For the last few months (and for at least two more) I’ve been hard at work writing several large grants for future projects: one looking at plant species’ interactions with soil microbes, one on the microbiome of women on hormonal contraceptives, one on grazing systems in sheep, and a few more that are under conceptual development. It’s intensive work, that requires a lot of time reading journal articles to formulate an argument for your proposed work, while making sure you are proposing something new and aren’t just repeating previous research. To top it all off, you have to do it within a certain page limit.
Grant season typically lasts from late November to early April: it’s when many agencies in the US put out general or topic-specific calls for funding. Each agency (ex. USDA, NIH, DOE, etc.) has it’s own requirements for formatting, the information that gets included, who can apply, etc. They are very picky, too; sometimes proposals will be sent back for having more than the requisite maximum of citations on your CV– without the agency having read your proposal at all. Many will also turn away proposals that they feel are not aligned with the goals of that agency or that funding call, even if they like your submission.

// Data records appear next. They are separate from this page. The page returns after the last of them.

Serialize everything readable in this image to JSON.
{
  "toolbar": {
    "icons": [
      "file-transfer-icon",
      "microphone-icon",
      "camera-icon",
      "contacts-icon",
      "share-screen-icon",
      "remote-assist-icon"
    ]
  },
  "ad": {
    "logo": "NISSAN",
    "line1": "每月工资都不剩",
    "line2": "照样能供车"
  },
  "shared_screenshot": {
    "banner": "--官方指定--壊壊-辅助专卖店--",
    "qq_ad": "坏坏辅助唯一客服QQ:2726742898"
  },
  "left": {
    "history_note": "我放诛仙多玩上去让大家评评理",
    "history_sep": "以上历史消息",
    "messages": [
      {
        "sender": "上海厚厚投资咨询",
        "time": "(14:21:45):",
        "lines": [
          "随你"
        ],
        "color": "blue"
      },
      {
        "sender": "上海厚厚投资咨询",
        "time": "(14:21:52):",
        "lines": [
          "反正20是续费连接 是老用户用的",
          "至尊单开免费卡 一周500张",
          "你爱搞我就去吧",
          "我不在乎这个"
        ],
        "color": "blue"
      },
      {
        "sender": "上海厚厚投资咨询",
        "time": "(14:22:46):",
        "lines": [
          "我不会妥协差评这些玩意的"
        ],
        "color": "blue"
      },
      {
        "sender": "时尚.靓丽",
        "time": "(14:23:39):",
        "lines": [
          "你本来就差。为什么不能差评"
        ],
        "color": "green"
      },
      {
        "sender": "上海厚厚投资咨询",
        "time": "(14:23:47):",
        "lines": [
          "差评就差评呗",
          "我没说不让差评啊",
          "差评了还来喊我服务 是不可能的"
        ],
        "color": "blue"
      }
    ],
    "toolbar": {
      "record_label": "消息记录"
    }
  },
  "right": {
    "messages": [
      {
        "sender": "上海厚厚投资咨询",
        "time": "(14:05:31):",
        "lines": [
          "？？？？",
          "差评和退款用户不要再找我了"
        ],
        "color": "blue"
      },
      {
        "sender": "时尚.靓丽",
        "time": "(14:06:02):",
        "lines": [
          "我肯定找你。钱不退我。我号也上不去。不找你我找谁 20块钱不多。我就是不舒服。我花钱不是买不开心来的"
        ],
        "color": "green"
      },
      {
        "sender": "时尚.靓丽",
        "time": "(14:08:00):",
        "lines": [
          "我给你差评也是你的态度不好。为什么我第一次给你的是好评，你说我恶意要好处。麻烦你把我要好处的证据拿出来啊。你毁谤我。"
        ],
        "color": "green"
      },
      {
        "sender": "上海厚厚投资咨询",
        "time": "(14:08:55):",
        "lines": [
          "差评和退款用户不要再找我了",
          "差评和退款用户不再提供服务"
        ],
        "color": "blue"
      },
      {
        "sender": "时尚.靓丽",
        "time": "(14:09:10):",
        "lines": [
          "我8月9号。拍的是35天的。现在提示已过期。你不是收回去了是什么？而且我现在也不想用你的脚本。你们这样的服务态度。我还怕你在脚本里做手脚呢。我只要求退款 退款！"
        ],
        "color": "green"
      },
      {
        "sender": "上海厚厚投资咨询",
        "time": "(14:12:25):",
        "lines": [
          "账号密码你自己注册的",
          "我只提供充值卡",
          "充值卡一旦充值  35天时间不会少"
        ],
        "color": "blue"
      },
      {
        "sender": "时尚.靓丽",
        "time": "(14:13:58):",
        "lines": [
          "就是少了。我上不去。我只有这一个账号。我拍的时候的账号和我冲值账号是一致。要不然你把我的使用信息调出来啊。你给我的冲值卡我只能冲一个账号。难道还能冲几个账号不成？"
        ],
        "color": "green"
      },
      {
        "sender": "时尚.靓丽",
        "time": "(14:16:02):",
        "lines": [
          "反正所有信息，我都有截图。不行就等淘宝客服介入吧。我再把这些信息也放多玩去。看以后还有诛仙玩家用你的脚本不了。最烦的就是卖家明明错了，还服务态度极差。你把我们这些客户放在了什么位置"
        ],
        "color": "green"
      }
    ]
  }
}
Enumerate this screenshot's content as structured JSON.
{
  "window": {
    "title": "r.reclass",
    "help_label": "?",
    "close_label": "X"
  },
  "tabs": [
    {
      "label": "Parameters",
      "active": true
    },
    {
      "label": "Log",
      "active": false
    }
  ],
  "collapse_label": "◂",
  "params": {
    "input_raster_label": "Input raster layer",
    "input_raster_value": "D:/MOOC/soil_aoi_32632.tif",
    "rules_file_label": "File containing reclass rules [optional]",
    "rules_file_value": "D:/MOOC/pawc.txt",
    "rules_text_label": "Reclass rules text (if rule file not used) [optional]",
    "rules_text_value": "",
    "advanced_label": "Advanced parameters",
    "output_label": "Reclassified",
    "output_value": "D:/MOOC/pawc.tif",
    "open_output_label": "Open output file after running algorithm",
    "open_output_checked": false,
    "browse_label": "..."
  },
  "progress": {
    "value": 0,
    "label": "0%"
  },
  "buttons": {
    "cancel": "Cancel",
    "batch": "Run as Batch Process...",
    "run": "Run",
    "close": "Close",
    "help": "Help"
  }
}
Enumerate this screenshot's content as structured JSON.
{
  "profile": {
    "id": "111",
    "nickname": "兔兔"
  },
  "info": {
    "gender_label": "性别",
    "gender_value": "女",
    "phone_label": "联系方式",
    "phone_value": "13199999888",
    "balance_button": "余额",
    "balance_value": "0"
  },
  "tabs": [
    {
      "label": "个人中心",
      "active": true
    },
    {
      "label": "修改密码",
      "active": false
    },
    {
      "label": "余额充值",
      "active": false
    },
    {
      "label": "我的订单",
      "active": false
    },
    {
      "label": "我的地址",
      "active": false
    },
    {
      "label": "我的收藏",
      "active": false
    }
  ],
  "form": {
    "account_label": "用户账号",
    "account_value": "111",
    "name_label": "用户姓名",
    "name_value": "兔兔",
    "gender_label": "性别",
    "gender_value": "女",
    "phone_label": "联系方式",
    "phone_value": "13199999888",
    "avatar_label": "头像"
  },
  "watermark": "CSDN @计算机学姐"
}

Despite the long hours and the nit-picky attention to detail required, I’ve enjoyed being able to hone my grant writing skills, to learn about different research topics, and to be part of so many exciting projects over the new few years. Most of these will be submitted in March, and we probably won’t hear back until mid-summer- fingers crossed!